Citizen fights Fells Point pedestrian changes
Rebecca Smith, founder of the Downtown Baltimore Family Alliance, wrote The Sun recently with a complaint that would have brought quick action when William Donald Schaefer was mayor. Getting There can't promise the same type of results, but it can give a public airing to Smith's complaints about changes the city Department of Transportation has made to the pedestrian signals in Fells Point:
I am writing to ask you to stand up for neighborhoods and walkability in Baltimore City--to move Baltimore forward as a progressive, walkable city that is safe and hospitable to residents, businesses, and visitors--instead of taking us backward to a far less enlightened time when cities were designed only around the needs of the car.
As you know, in November, the Baltimore City Council adopted a "Complete Streets" initiative, which binds the city to consider ALL users in transportation and planning decisions--this means, as you know, that decisions about our streets should consider the needs of walkers, bikers, and transit riders, NOT just automobiles.
Now we are faced with a litmus test to determine whether the City Council's commitment is genuine.
For, a recent transportation decision flies in the face of the City Council's commitment to create Complete Streets.
Within the past month, changes have been made to the walk signals along Fleet and Eastern Streets in Southeast Baltimore. At certain key intersections* in high pedestrian traffic areas in business districts, pedestrians do not even receive a walk signal at all unless they press a button. Walkers are waiting for unreasonable periods of time to cross the street and often through two cycles of the light if they do not press the button in time. Jaywalking has increased dramatically because walkers get tired of waiting. Some walkers notice that the cross traffic has stopped and enter the intersection without pressing the button, only to find themselves caught in the middle of the street because there is insufficient time to cross when the button is not pressed.
Buttons such as these are appropriate for areas of low pedestrian traffic, not a densely populated urban area with significant foot traffic. And not in a city in which such a practice flies in the face of a recently adopted City Council policy.

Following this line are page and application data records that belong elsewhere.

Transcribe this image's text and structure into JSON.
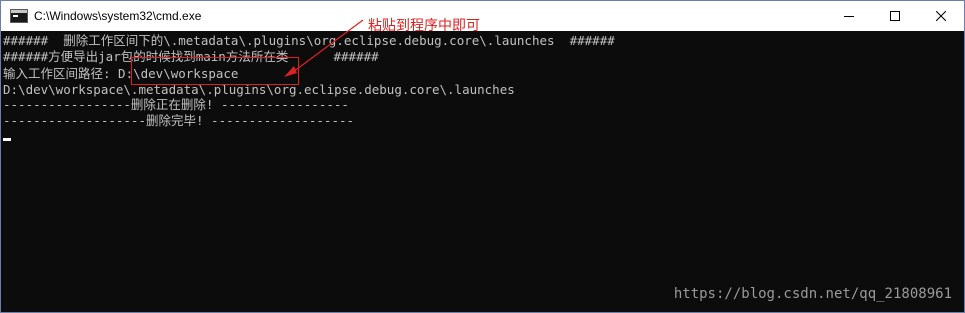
{
  "window": {
    "title": "C:\\Windows\\system32\\cmd.exe",
    "icon": "cmd-console-icon",
    "controls": [
      "minimize-icon",
      "maximize-icon",
      "close-icon"
    ]
  },
  "console": {
    "lines": [
      "######  删除工作区间下的\\.metadata\\.plugins\\org.eclipse.debug.core\\.launches  ######",
      "######方便导出jar包的时候找到main方法所在类      ######",
      "输入工作区间路径: D:\\dev\\workspace",
      "D:\\dev\\workspace\\.metadata\\.plugins\\org.eclipse.debug.core\\.launches",
      "-----------------删除正在删除! -----------------",
      "-------------------删除完毕! -------------------"
    ]
  },
  "annotation": {
    "text": "粘贴到程序中即可",
    "color": "#e02020"
  },
  "watermark": {
    "text": "https://blog.csdn.net/qq_21808961"
  }
}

As well, drivers on Wolfe and Ann are waiting for unreasonable periods of time--time during which there are periods of NO cross traffic--in order to get where they are going. Drivers on Wolfe, Ann, and Washington have become more aggressive about running lights and turning into crosswalks when walkers are present, making them more threatening to pedestrians, because they are also tired of waiting and have a very short window themselves.
Clearly these decisions were made solely for the purpose of moving automobile traffic more swiftly along Eastern and Fleet.

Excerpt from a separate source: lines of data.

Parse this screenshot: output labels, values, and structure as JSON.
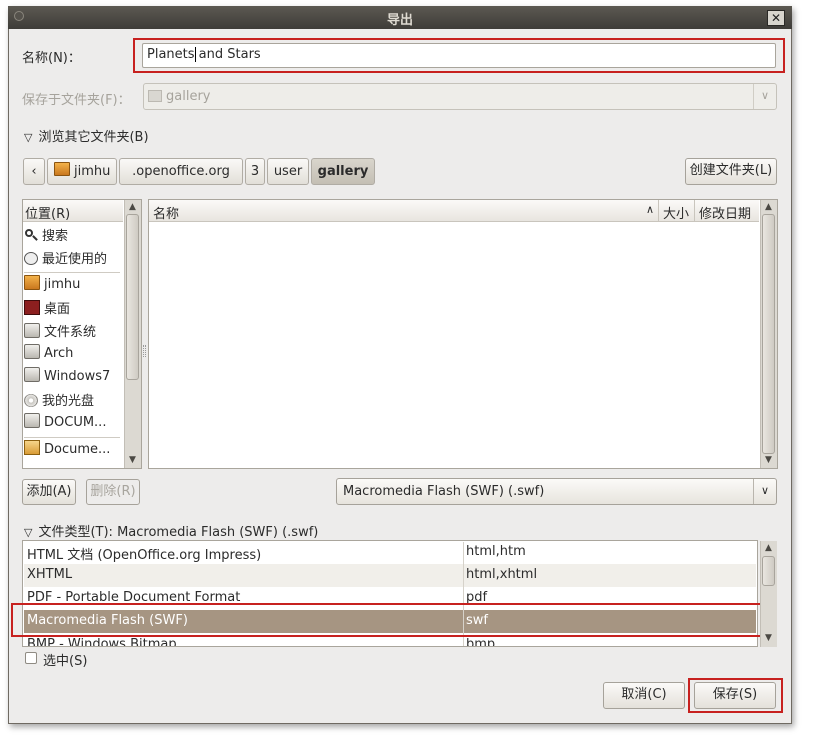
{
  "window": {
    "title": "导出",
    "close_glyph": "✕"
  },
  "name_row": {
    "label": "名称(N)：",
    "value_before_caret": "Planets",
    "value_after_caret": " and Stars"
  },
  "folder_row": {
    "label": "保存于文件夹(F)：",
    "value": "gallery"
  },
  "browse": {
    "label": "浏览其它文件夹(B)"
  },
  "path_bar": {
    "back_glyph": "‹",
    "crumbs": [
      {
        "label": "jimhu"
      },
      {
        "label": ".openoffice.org"
      },
      {
        "label": "3"
      },
      {
        "label": "user"
      },
      {
        "label": "gallery"
      }
    ],
    "create_folder_label": "创建文件夹(L)"
  },
  "places": {
    "header": "位置(R)",
    "items": [
      {
        "label": "搜索",
        "icon": "search-icon"
      },
      {
        "label": "最近使用的",
        "icon": "recent-icon"
      },
      {
        "label": "jimhu",
        "icon": "home-folder-icon"
      },
      {
        "label": "桌面",
        "icon": "desktop-icon"
      },
      {
        "label": "文件系统",
        "icon": "drive-icon"
      },
      {
        "label": "Arch",
        "icon": "drive-icon"
      },
      {
        "label": "Windows7",
        "icon": "drive-icon"
      },
      {
        "label": "我的光盘",
        "icon": "cdrom-icon"
      },
      {
        "label": "DOCUM...",
        "icon": "drive-icon"
      },
      {
        "label": "Docume...",
        "icon": "documents-folder-icon"
      }
    ],
    "add_label": "添加(A)",
    "remove_label": "删除(R)"
  },
  "files": {
    "col_name": "名称",
    "col_size": "大小",
    "col_modified": "修改日期",
    "filter_value": "Macromedia Flash (SWF) (.swf)"
  },
  "file_type": {
    "label": "文件类型(T): Macromedia Flash (SWF) (.swf)",
    "rows": [
      {
        "name": "HTML 文档 (OpenOffice.org Impress)",
        "ext": "html,htm"
      },
      {
        "name": "XHTML",
        "ext": "html,xhtml"
      },
      {
        "name": "PDF - Portable Document Format",
        "ext": "pdf"
      },
      {
        "name": "Macromedia Flash (SWF)",
        "ext": "swf"
      },
      {
        "name": "BMP - Windows Bitmap",
        "ext": "bmp"
      }
    ],
    "selected_index": 3
  },
  "selection_checkbox": {
    "label": "选中(S)",
    "checked": false
  },
  "buttons": {
    "cancel": "取消(C)",
    "save": "保存(S)"
  },
  "colors": {
    "highlight_border": "#c7211f",
    "selected_row": "#a69582",
    "titlebar": "#3e3c38"
  }
}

But this policy discourages walking and compromises the safety of pedestrians at a time when we KNOW better.
Walkability has been shown to substantially increase property values, enhance public health, protect the environment, increase adoption rates of public transportation, and decrease crime. In the face of such evidence, can the city defend such changes?
We request the following changes, effective immediately:
1) The timing of signals needs to be restored to its previous state. Timing has significantly overcompensated and is frustrating not only to walkers, but also to drivers on Wolfe, Ann, etc.
2) There MUST be a walk signal with EVERY light change. This is a high pedestrian traffic area and a business district. Anything else is both unsafe and not in keeping with a Complete Streets policy.
3) As a show of commitment to the community, these intersections should receive the "count down" signals that have been placed in other areas in the city. The light signals should be changed so that there is a grace period when cross traffic lights change from green to red. People run red lights at these intersections frequently, and walkers and drivers need a grace period. Aliceanna at Wolfe is also long overdue for a walk signal.
Affected intersections include, but are not limited to: Wolfe at Fleet; Wolfe at Eastern; Ann at Fleet; Ann at Eastern; Washington at Fleet; Washington at Eastern.
Can you help us? We hope you will support us in restoring our neighborhood's walkability and will not stand for similar changes in other Baltimore City neighborhoods.
Many thanks, as always.
It's a well-thought-out, detailed case Smith is making, and well worth an equally thoughtful response from the city. We'll ask the transportation department to provide one and let you know about the response.